Readers respond to Laurel resident's plight
Last weekend I wrote about the rough economy's effect on unemployed workers ages 50 and up, who are having an especially rotten time finding a new job. A growing number are at the brink of homelessness.
One, Laurel resident Kathleen Harwell, 59, has searched for nearly two years to replace her eliminated administrative-assistant position. Unemployment benefits exhausted and too young for Social Security, she was about to be evicted from her mobile-home community.
She owns her house outright but had fallen several months behind on the rent for her land. Her management company warned her in December that it would move to auction it to pay the arrears if she couldn't pay up by mid-January. "I'm out of luck unless a miracle happens," she said last week.
Readers took that as a call to action. Several sent checks to Harwell, made out to the company, that collectively paid off the $2,100 in arrears as well as her February rent. That buys her a month to keep searching for a job or another alternative to life in a shelter.
Some of the people donating money are in that 50-plus age group and felt fortunate that they were doing all right. One woman, a retiree, felt a connection based on background: "I was an administrative assistant for many years," she told me.
In thank-you notes to the strangers who stepped in at her time of need, Harwell said she wrote: "Your kindness will always be in my thoughts."
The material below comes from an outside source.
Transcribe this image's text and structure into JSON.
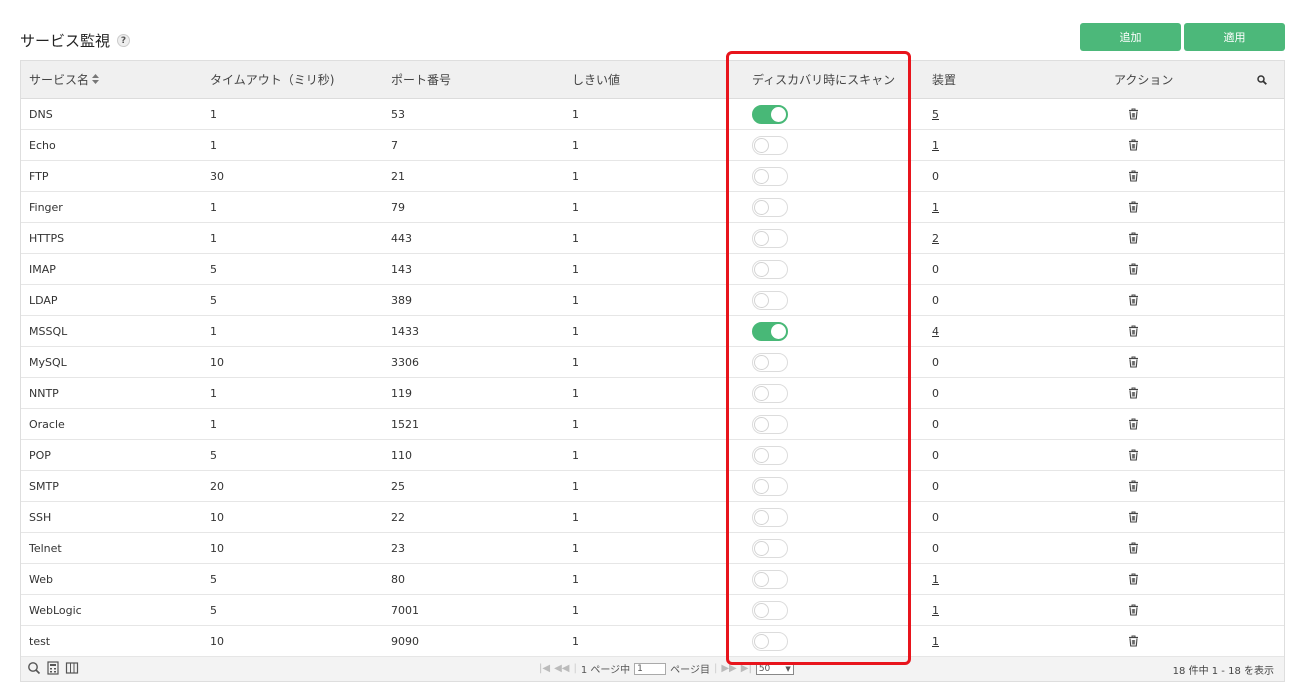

"At least for the time being, right now, things are stabilized," said Harwell, who spends part of every week going through help-wanted listings at the one-stop job center in Columbia. (That's how we connected in the first place.)
Offers of help, including job and job-training suggestions, also came in for Eve Prietz, whose home is in foreclosure. So don't let anyone convince you that people don't care about each other anymore.
The real key for most people at the brink of eviction or foreclosure is employment. I hope the job picture improves substantially soon, because people's lives depend on it.
In the meantime: Do you have a housing plan B, C and D in place in case you lose your job? Could you survive if you're out of work for a year or more?
A new Bankrate.com survey finds that 38 percent of Americans feel less comfortable about their savings level than they did a year earlier, compared with just 19 percent who feel more comfortable. So financial insecurity remains an ever-present issue, even though the recession was officially over a year and a half ago.
I'd like to hear about creative things you've done to keep a roof over your head in tough times, or to cut back on housing expenses to build up more savings.